● **Dataset extract**
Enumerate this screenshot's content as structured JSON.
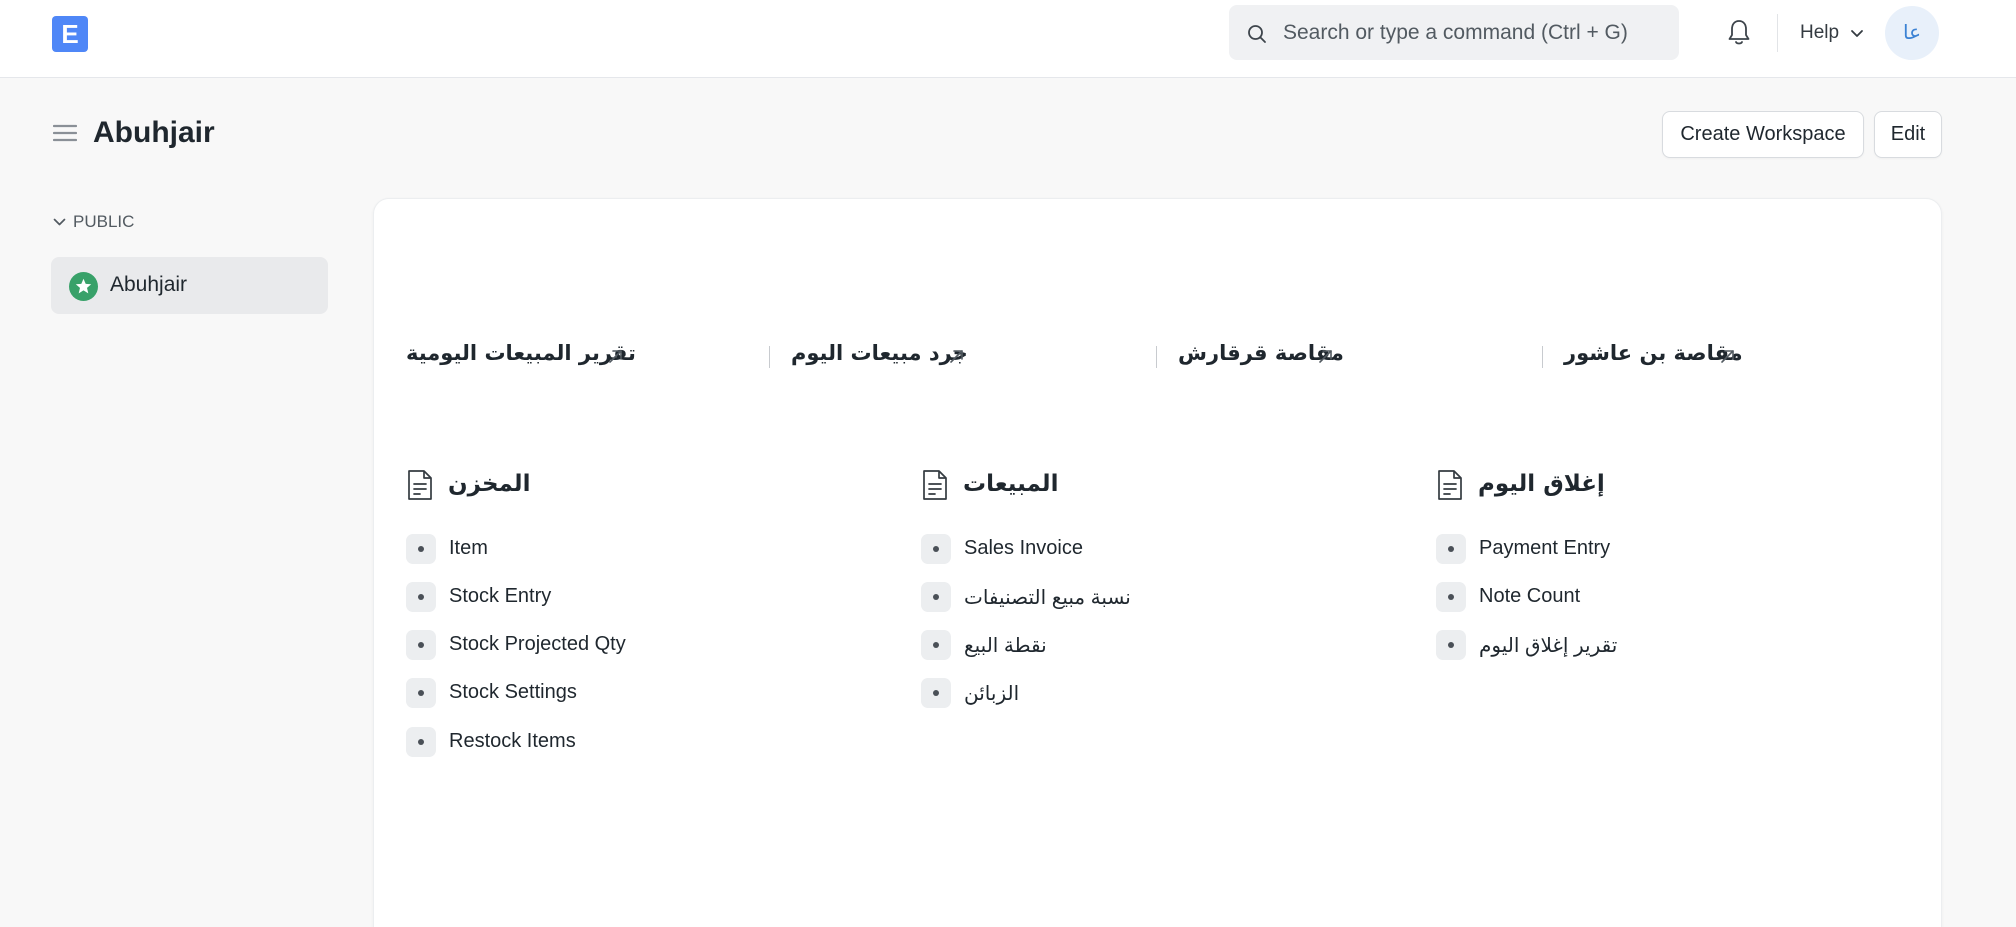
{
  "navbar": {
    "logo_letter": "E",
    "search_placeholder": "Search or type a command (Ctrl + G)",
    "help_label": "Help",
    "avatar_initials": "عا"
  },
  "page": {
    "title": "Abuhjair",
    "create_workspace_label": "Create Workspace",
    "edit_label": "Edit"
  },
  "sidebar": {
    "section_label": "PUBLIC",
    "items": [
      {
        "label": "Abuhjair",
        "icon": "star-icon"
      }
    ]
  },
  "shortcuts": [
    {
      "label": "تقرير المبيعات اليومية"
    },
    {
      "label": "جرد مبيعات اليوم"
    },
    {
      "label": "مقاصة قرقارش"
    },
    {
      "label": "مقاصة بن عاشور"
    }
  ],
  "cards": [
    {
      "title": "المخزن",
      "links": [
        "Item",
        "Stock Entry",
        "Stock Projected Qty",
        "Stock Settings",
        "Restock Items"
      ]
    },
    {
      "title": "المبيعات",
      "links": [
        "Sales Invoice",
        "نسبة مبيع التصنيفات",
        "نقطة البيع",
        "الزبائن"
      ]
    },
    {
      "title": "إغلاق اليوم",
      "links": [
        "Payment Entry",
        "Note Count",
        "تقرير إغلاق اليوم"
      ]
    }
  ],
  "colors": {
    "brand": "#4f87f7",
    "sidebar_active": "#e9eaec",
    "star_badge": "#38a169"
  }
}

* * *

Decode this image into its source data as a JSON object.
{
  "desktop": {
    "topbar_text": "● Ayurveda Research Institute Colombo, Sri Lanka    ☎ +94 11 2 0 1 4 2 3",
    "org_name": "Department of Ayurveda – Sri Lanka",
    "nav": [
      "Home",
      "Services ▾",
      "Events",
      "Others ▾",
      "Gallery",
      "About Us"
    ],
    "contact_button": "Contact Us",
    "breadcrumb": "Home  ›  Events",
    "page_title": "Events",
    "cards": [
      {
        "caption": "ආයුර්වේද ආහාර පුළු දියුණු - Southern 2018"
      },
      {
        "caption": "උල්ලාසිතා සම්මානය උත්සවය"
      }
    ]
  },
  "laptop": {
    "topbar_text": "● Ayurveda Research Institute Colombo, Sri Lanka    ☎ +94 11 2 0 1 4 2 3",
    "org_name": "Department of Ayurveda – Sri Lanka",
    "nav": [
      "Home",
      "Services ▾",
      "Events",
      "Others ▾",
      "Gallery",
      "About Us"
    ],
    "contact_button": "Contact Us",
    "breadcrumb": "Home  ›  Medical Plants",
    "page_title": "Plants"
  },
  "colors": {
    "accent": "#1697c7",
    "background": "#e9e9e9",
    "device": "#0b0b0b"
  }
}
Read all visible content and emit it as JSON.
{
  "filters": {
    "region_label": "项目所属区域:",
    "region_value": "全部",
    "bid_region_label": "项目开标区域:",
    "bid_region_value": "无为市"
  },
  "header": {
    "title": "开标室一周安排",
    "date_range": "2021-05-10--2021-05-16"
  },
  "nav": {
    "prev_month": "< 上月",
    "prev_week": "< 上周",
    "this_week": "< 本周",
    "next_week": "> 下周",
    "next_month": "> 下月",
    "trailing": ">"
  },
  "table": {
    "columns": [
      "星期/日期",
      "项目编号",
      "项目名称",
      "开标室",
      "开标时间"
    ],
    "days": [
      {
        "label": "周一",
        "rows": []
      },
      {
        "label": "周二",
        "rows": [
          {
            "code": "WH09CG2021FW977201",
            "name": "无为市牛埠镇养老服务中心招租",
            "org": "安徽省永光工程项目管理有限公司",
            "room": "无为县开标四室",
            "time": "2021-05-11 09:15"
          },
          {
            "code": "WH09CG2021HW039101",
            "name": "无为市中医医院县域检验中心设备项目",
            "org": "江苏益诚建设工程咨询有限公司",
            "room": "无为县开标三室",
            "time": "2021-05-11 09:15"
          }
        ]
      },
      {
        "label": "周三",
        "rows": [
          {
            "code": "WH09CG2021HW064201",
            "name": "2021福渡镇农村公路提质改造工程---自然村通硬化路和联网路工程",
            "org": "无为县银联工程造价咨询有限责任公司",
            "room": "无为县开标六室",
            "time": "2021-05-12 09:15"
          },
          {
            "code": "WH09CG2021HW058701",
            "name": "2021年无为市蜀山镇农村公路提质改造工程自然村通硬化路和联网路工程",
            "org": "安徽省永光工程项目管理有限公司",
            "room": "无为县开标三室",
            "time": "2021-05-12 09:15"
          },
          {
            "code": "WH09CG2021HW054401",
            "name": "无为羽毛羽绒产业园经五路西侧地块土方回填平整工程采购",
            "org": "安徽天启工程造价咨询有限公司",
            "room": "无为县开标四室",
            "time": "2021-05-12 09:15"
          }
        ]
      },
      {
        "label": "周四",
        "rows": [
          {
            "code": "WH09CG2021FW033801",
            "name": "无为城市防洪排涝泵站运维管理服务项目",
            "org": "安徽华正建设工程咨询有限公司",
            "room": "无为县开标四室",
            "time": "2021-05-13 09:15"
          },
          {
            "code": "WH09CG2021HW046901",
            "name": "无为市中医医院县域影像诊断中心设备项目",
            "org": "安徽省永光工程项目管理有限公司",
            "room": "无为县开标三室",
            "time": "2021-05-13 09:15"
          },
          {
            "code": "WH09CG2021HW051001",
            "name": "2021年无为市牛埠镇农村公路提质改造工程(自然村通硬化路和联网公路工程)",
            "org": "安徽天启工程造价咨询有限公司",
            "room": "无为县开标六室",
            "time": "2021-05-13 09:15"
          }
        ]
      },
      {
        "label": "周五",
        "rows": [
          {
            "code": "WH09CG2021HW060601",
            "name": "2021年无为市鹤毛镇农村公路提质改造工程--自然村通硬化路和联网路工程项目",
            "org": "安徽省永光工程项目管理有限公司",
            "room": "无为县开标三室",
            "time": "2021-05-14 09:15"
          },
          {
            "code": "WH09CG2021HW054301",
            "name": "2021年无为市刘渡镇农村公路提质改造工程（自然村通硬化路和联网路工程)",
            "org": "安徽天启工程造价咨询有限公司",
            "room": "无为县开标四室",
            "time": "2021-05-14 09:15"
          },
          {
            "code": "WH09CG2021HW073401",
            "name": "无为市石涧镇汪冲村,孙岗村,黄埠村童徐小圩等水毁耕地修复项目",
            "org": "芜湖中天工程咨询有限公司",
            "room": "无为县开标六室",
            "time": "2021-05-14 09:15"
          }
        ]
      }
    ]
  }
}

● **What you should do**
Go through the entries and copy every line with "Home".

● **Result**
      "Home",
    "breadcrumb": "Home  ›  Events",
      "Home",
    "breadcrumb": "Home  ›  Medical Plants",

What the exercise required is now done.